-- Opening Marker --

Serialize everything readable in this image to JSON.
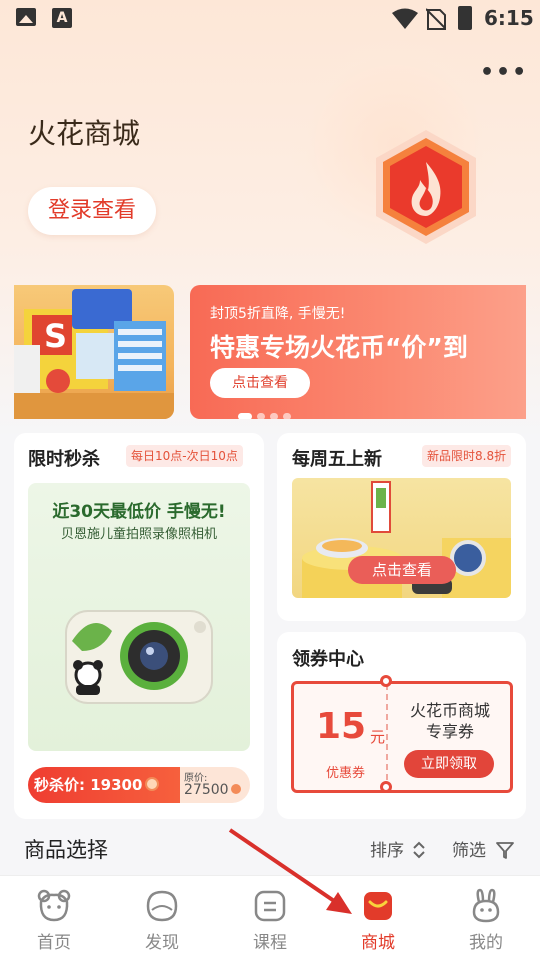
{
  "status_bar": {
    "time": "6:15",
    "a_icon": "A"
  },
  "header": {
    "title": "火花商城",
    "login_button": "登录查看",
    "more_label": "•••"
  },
  "banner": {
    "subtitle": "封顶5折直降, 手慢无!",
    "title": "特惠专场火花币“价”到",
    "button": "点击查看",
    "dot_count": 4,
    "active_dot": 1
  },
  "flash_sale": {
    "title": "限时秒杀",
    "tag": "每日10点-次日10点",
    "promo_headline": "近30天最低价 手慢无!",
    "product_name": "贝恩施儿童拍照录像照相机",
    "price_label": "秒杀价: 19300",
    "original_label": "原价:",
    "original_price": "27500"
  },
  "new_arrivals": {
    "title": "每周五上新",
    "tag": "新品限时8.8折",
    "button": "点击查看"
  },
  "coupon_center": {
    "title": "领券中心",
    "amount": "15",
    "unit": "元",
    "type": "优惠券",
    "line1": "火花币商城",
    "line2": "专享券",
    "button": "立即领取"
  },
  "product_select": {
    "title": "商品选择",
    "sort": "排序",
    "filter": "筛选"
  },
  "nav": [
    {
      "label": "首页",
      "icon": "bear-face-icon"
    },
    {
      "label": "发现",
      "icon": "discover-icon"
    },
    {
      "label": "课程",
      "icon": "course-icon"
    },
    {
      "label": "商城",
      "icon": "mall-icon",
      "active": true
    },
    {
      "label": "我的",
      "icon": "bunny-icon"
    }
  ],
  "colors": {
    "accent": "#e23b2a",
    "banner": "#f86a55",
    "coupon": "#e74a3b"
  }
}
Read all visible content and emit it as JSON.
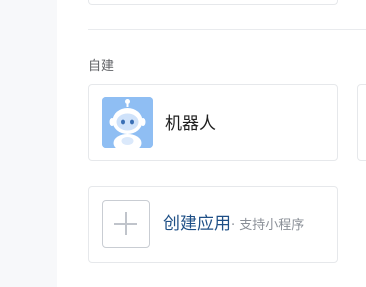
{
  "section": {
    "title": "自建"
  },
  "bot_card": {
    "name": "机器人",
    "icon": "robot-avatar-icon"
  },
  "create_card": {
    "label": "创建应用",
    "sub_label": "· 支持小程序",
    "icon": "plus-icon"
  },
  "colors": {
    "sidebar_bg": "#f7f8fa",
    "card_border": "#e6e8eb",
    "avatar_bg": "#8fbef3",
    "link_blue": "#1e4f86",
    "muted_text": "#8a8f97"
  }
}
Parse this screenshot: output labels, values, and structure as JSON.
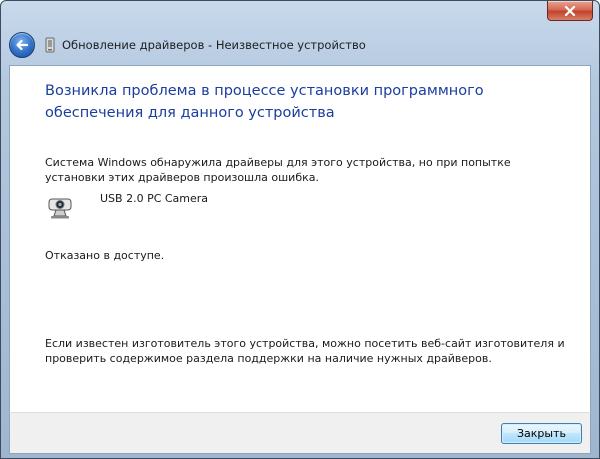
{
  "window": {
    "title": "Обновление драйверов - Неизвестное устройство"
  },
  "content": {
    "heading": "Возникла проблема в процессе установки программного обеспечения для данного устройства",
    "description": "Система Windows обнаружила драйверы для этого устройства, но при попытке установки этих драйверов произошла ошибка.",
    "device_name": "USB 2.0 PC Camera",
    "error_message": "Отказано в доступе.",
    "note": "Если известен изготовитель этого устройства, можно посетить веб-сайт изготовителя и проверить содержимое раздела поддержки на наличие нужных драйверов."
  },
  "footer": {
    "close_label": "Закрыть"
  },
  "icons": {
    "window_close": "close-icon",
    "back": "back-arrow-icon",
    "device": "device-icon",
    "camera": "webcam-icon"
  },
  "colors": {
    "heading": "#1a3e9f",
    "close_button": "#c2432b",
    "back_button": "#2f6fc6"
  }
}
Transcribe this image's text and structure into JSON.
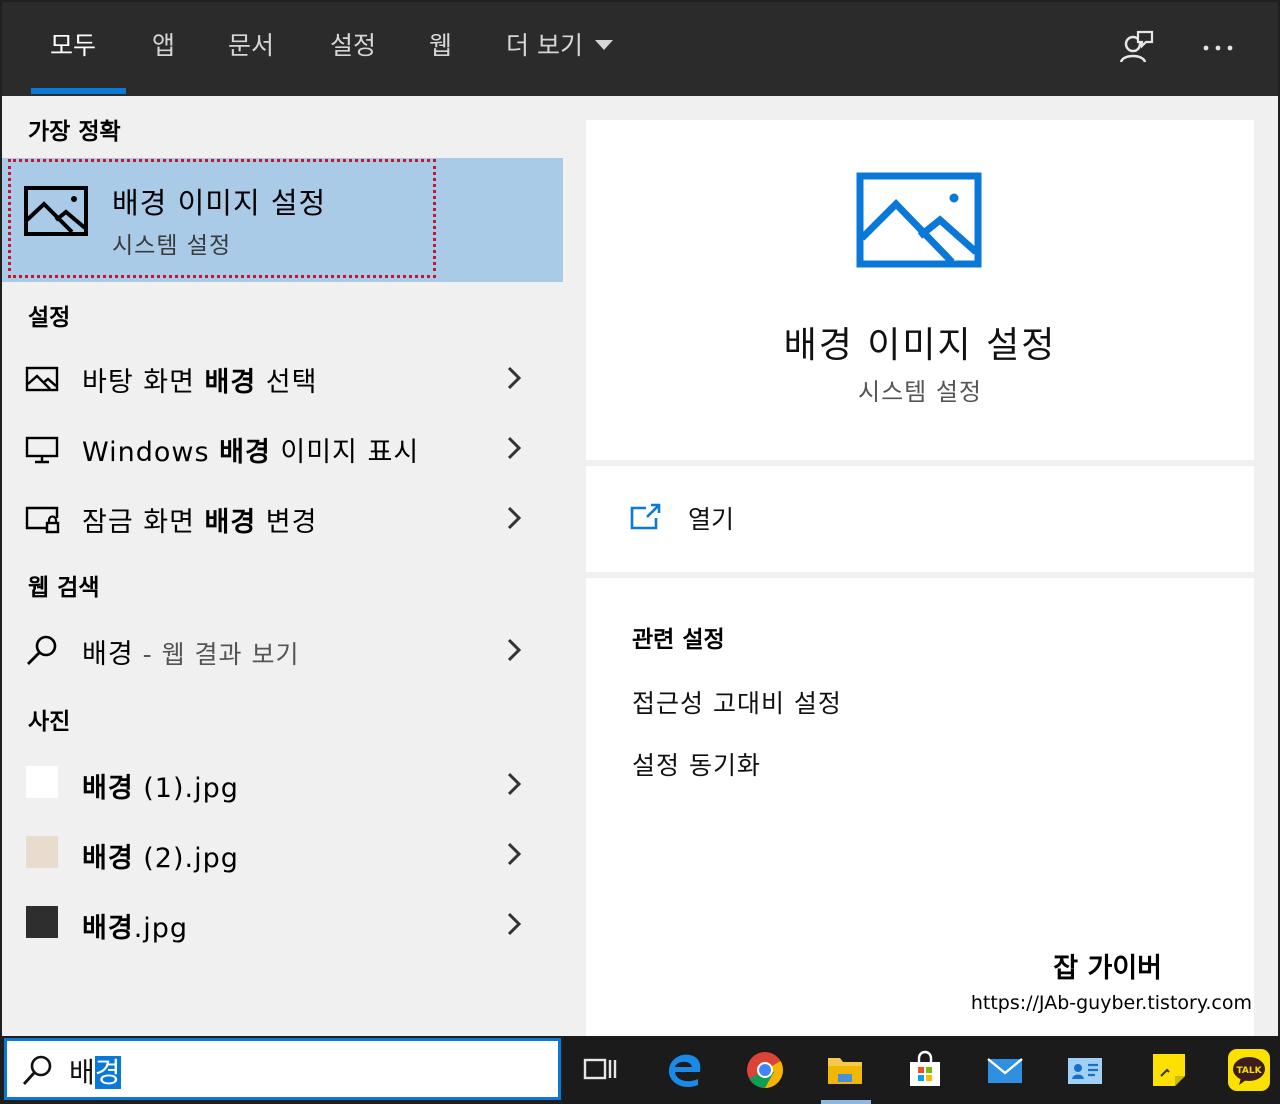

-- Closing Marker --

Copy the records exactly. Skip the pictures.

_Solution for this exercise:_
Serialize everything readable in this image to JSON.
{
  "status_bar": {
    "time": "6:15",
    "a_icon": "A"
  },
  "header": {
    "title": "火花商城",
    "login_button": "登录查看",
    "more_label": "•••"
  },
  "banner": {
    "subtitle": "封顶5折直降, 手慢无!",
    "title": "特惠专场火花币“价”到",
    "button": "点击查看",
    "dot_count": 4,
    "active_dot": 1
  },
  "flash_sale": {
    "title": "限时秒杀",
    "tag": "每日10点-次日10点",
    "promo_headline": "近30天最低价 手慢无!",
    "product_name": "贝恩施儿童拍照录像照相机",
    "price_label": "秒杀价: 19300",
    "original_label": "原价:",
    "original_price": "27500"
  },
  "new_arrivals": {
    "title": "每周五上新",
    "tag": "新品限时8.8折",
    "button": "点击查看"
  },
  "coupon_center": {
    "title": "领券中心",
    "amount": "15",
    "unit": "元",
    "type": "优惠券",
    "line1": "火花币商城",
    "line2": "专享券",
    "button": "立即领取"
  },
  "product_select": {
    "title": "商品选择",
    "sort": "排序",
    "filter": "筛选"
  },
  "nav": [
    {
      "label": "首页",
      "icon": "bear-face-icon"
    },
    {
      "label": "发现",
      "icon": "discover-icon"
    },
    {
      "label": "课程",
      "icon": "course-icon"
    },
    {
      "label": "商城",
      "icon": "mall-icon",
      "active": true
    },
    {
      "label": "我的",
      "icon": "bunny-icon"
    }
  ],
  "colors": {
    "accent": "#e23b2a",
    "banner": "#f86a55",
    "coupon": "#e74a3b"
  }
}
Read all visible content and emit it as JSON.
{
  "section": {
    "title": "自建"
  },
  "bot_card": {
    "name": "机器人",
    "icon": "robot-avatar-icon"
  },
  "create_card": {
    "label": "创建应用",
    "sub_label": "· 支持小程序",
    "icon": "plus-icon"
  },
  "colors": {
    "sidebar_bg": "#f7f8fa",
    "card_border": "#e6e8eb",
    "avatar_bg": "#8fbef3",
    "link_blue": "#1e4f86",
    "muted_text": "#8a8f97"
  }
}
Parse this screenshot: output labels, values, and structure as JSON.
{
  "window": {
    "title": "Обновление драйверов - Неизвестное устройство"
  },
  "content": {
    "heading": "Возникла проблема в процессе установки программного обеспечения для данного устройства",
    "description": "Система Windows обнаружила драйверы для этого устройства, но при попытке установки этих драйверов произошла ошибка.",
    "device_name": "USB 2.0 PC Camera",
    "error_message": "Отказано в доступе.",
    "note": "Если известен изготовитель этого устройства, можно посетить веб-сайт изготовителя и проверить содержимое раздела поддержки на наличие нужных драйверов."
  },
  "footer": {
    "close_label": "Закрыть"
  },
  "icons": {
    "window_close": "close-icon",
    "back": "back-arrow-icon",
    "device": "device-icon",
    "camera": "webcam-icon"
  },
  "colors": {
    "heading": "#1a3e9f",
    "close_button": "#c2432b",
    "back_button": "#2f6fc6"
  }
}
Transcribe this image's text and structure into JSON.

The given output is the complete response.